(SUPPLIED INFORMATION Opens)

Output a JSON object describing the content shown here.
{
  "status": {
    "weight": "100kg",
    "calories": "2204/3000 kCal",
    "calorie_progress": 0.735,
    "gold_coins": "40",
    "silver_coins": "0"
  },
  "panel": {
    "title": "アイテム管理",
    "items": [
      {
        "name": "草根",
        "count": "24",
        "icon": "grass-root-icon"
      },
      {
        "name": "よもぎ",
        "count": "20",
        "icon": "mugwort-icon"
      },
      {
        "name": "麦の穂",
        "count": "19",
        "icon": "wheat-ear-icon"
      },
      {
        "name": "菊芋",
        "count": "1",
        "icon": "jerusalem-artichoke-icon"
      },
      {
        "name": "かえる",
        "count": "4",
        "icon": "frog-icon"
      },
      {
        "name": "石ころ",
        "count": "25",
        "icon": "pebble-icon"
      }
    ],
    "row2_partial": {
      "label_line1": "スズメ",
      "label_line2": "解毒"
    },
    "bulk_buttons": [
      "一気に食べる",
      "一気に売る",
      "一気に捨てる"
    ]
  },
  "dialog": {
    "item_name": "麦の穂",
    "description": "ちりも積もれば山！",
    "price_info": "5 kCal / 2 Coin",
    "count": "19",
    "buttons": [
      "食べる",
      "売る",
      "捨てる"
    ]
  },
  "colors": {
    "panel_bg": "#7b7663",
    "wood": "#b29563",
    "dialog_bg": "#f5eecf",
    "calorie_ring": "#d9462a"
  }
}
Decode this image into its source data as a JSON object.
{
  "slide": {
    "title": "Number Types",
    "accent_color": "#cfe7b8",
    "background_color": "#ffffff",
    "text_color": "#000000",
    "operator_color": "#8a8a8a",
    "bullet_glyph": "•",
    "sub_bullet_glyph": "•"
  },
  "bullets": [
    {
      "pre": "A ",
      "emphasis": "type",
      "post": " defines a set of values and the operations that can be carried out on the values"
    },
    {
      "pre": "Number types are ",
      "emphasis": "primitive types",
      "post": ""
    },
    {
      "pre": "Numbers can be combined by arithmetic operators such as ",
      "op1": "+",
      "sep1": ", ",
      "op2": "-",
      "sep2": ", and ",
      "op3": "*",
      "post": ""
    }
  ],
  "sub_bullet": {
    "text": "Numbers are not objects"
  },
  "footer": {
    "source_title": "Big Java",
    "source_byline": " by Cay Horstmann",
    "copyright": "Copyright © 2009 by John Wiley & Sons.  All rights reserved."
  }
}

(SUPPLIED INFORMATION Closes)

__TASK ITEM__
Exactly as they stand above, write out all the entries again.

__EXERCISE OUTPUT__
Output a JSON object describing the content shown here.
{
  "status": {
    "weight": "100kg",
    "calories": "2204/3000 kCal",
    "calorie_progress": 0.735,
    "gold_coins": "40",
    "silver_coins": "0"
  },
  "panel": {
    "title": "アイテム管理",
    "items": [
      {
        "name": "草根",
        "count": "24",
        "icon": "grass-root-icon"
      },
      {
        "name": "よもぎ",
        "count": "20",
        "icon": "mugwort-icon"
      },
      {
        "name": "麦の穂",
        "count": "19",
        "icon": "wheat-ear-icon"
      },
      {
        "name": "菊芋",
        "count": "1",
        "icon": "jerusalem-artichoke-icon"
      },
      {
        "name": "かえる",
        "count": "4",
        "icon": "frog-icon"
      },
      {
        "name": "石ころ",
        "count": "25",
        "icon": "pebble-icon"
      }
    ],
    "row2_partial": {
      "label_line1": "スズメ",
      "label_line2": "解毒"
    },
    "bulk_buttons": [
      "一気に食べる",
      "一気に売る",
      "一気に捨てる"
    ]
  },
  "dialog": {
    "item_name": "麦の穂",
    "description": "ちりも積もれば山！",
    "price_info": "5 kCal / 2 Coin",
    "count": "19",
    "buttons": [
      "食べる",
      "売る",
      "捨てる"
    ]
  },
  "colors": {
    "panel_bg": "#7b7663",
    "wood": "#b29563",
    "dialog_bg": "#f5eecf",
    "calorie_ring": "#d9462a"
  }
}
Decode this image into its source data as a JSON object.
{
  "slide": {
    "title": "Number Types",
    "accent_color": "#cfe7b8",
    "background_color": "#ffffff",
    "text_color": "#000000",
    "operator_color": "#8a8a8a",
    "bullet_glyph": "•",
    "sub_bullet_glyph": "•"
  },
  "bullets": [
    {
      "pre": "A ",
      "emphasis": "type",
      "post": " defines a set of values and the operations that can be carried out on the values"
    },
    {
      "pre": "Number types are ",
      "emphasis": "primitive types",
      "post": ""
    },
    {
      "pre": "Numbers can be combined by arithmetic operators such as ",
      "op1": "+",
      "sep1": ", ",
      "op2": "-",
      "sep2": ", and ",
      "op3": "*",
      "post": ""
    }
  ],
  "sub_bullet": {
    "text": "Numbers are not objects"
  },
  "footer": {
    "source_title": "Big Java",
    "source_byline": " by Cay Horstmann",
    "copyright": "Copyright © 2009 by John Wiley & Sons.  All rights reserved."
  }
}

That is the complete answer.